Why we enter into a profession of our choosing differs for everyone. My motivation to become a nurse was because of my mum. Not only was she my inspiration, she also helped me to understand why the union is so important for our professions.
My mother, Pamela Butler, has been a nurse for more than sixty years and a member of this union for almost most of them (she’ll skin me alive if I say her actual age but I’m including important dates).
Pamela started her nursing career in 1954 at the Royal Alexandra Hospital for Children in Sydney, now Westmead Children’s Hospital, when you had to pay a ‘guinea’ a week to stay in the nurses’ home, and for the nine weeks of ‘PTS’, spend three days in the classroom, one day on the wards and one day at East Sydney Tech to learn ‘invalid cookery’. All in full uniform of course.
On her first ward as a ‘junior junior’, she had to “clean sister’s desk, wash all the tiles down one side of the ward and clean the pan room all before sister arrived”, and go outside to the freezer to chip buckets of ice for the oxygen tents. Mid-winter or not, no ‘germ carrying cardigans’ were allowed as ordered by sister.
As a ‘senior junior’ she got to clean the thermometer trolley, wash the tiles on the other side of the ward and then take care of the children! Clean them, feed them, change them, give their medications, in those days mostly SC and IM injections, catheterise them and insert nasogastric tubes as needed. This was also in the time before the polio vaccine, so she cared for the post-polio children living in iron lungs, some of whom had been in hospital for eight years or more.
Conditions were tough: she had only one and half days off per week; worked day, evening and, after the first year, night shifts with no penalties; had to fit lectures around night duty; had no sick leave and the possibility of paid overtime was still a distant dream. It was also the time when the children were only allowed visitors once a fortnight from two to four pm on a Sunday afternoon.
Graduating in 1958, she became a junior sister, and donned a very fetching uniform, “frequently catching the eye of the doctors” she tells me. At a time when there weren’t many senior sisters around, the junior sisters took much of the responsibility for running the hospital. For 500 beds, there was one junior sister for the medical block, one for the surgical, one for the private wing and one senior sister for the entire hospital.
After graduating as a junior sister she cleared two pounds a fortnight and was allowed two full days off a week.
In 1960 my mother went to Sydney’s Crown St Hospital to do her midwifery training, a very progressive hospital for the time she says.

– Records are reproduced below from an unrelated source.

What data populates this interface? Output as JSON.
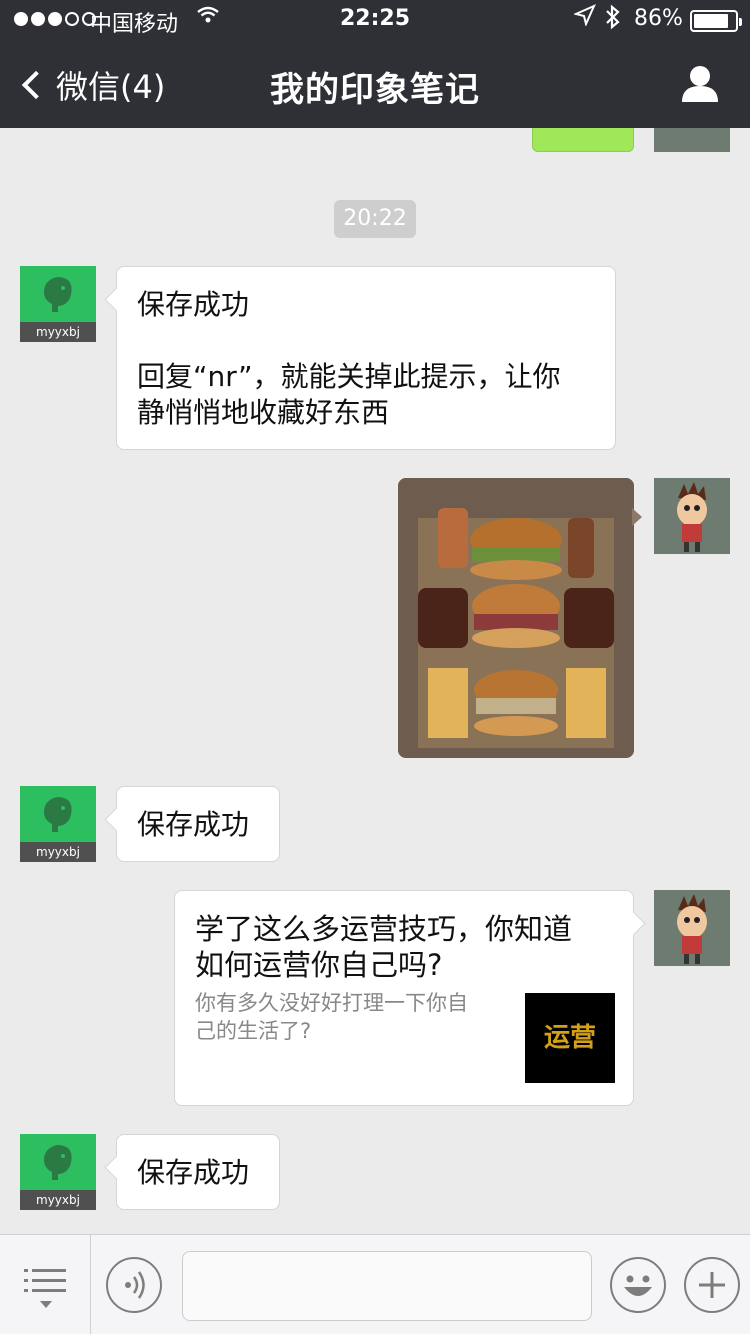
{
  "status_bar": {
    "carrier": "中国移动",
    "time": "22:25",
    "battery_percent": "86%",
    "battery_level": 0.86,
    "signal_bars_filled": 3,
    "signal_bars_total": 5
  },
  "nav": {
    "back_label": "微信(4)",
    "title": "我的印象笔记"
  },
  "chat": {
    "timestamp": "20:22",
    "bot_tag": "myyxbj",
    "messages": [
      {
        "sender": "bot",
        "line1": "保存成功",
        "line2": "回复“nr”，就能关掉此提示，让你",
        "line3": "静悄悄地收藏好东西"
      },
      {
        "sender": "user",
        "type": "image",
        "description_icon": "food-photo"
      },
      {
        "sender": "bot",
        "text": "保存成功"
      },
      {
        "sender": "user",
        "type": "link",
        "title_line1": "学了这么多运营技巧，你知道",
        "title_line2": "如何运营你自己吗?",
        "desc_line1": "你有多久没好好打理一下你自",
        "desc_line2": "己的生活了?",
        "thumb_text": "运营"
      },
      {
        "sender": "bot",
        "text": "保存成功"
      }
    ]
  },
  "colors": {
    "nav_bg": "#2f3035",
    "chat_bg": "#ebebeb",
    "bot_avatar": "#2dbe60",
    "sent_bubble": "#a0e75a"
  },
  "icons": {
    "back": "chevron-left-icon",
    "profile": "person-icon",
    "menu": "list-menu-icon",
    "voice": "voice-icon",
    "emoji": "emoji-icon",
    "plus": "plus-icon"
  }
}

They put the baby on the breast as soon as the baby was delivered, had ‘rooming in’ and taught the mothers to hand express, for their own babies and the NSW milk bank!
The autoclave was used to sterilise breast milk and the nurses also used it to caramelise their own sweetened condensed milk treats.
My mother joined the union in 1961 working for the department of public health on a scholarship for her mothercraft training. With six months training then bonded to service for 18 months, she cared for 7-day olds to 5 year olds. She worked in Karitane’s ‘step down’ unit, where mothers and babies stayed for a week to learn parenting. After discharge, the cots’ tea tree mattresses had to be unstitched, the tea leaves taken out, placed in clay pots, baked until sterile, replaced and resewn.
Then came her own babies, yours truly and my sister. My father was a school teacher, so my mother worked night shifts, still for no penalties. Struggling with living costs she left the union until 1969.
When, taking a job as matron of a nursing home and back to fulltime work, she re-joined for ‘safety and protection’ and the recently introduced penalty rates at that time.
She’s been a member ever since and has seen so much improvement in her working life- penalty rates, sick leave, carer’s leave, a 38-hour week, removal of non-nursing duties, much better wages than she could have ever imagined, access to education, information and support.
After all she has seen she gets very fired up when people don’t appreciate the achievements of the union and its members.
I don’t have the space here to describe everything my mother’s done over the course of her career, she’s worked just about everywhere, clinically and geographically, and, amazingly, continues to work helping parents with their babies and participate in the ANMF as a member of the Victorian Branch.
She’s given so much to the community for so long, and for my whole life shown me such pride in her profession and trust and belief in her union.
It’s little wonder I’ve ended up where I am.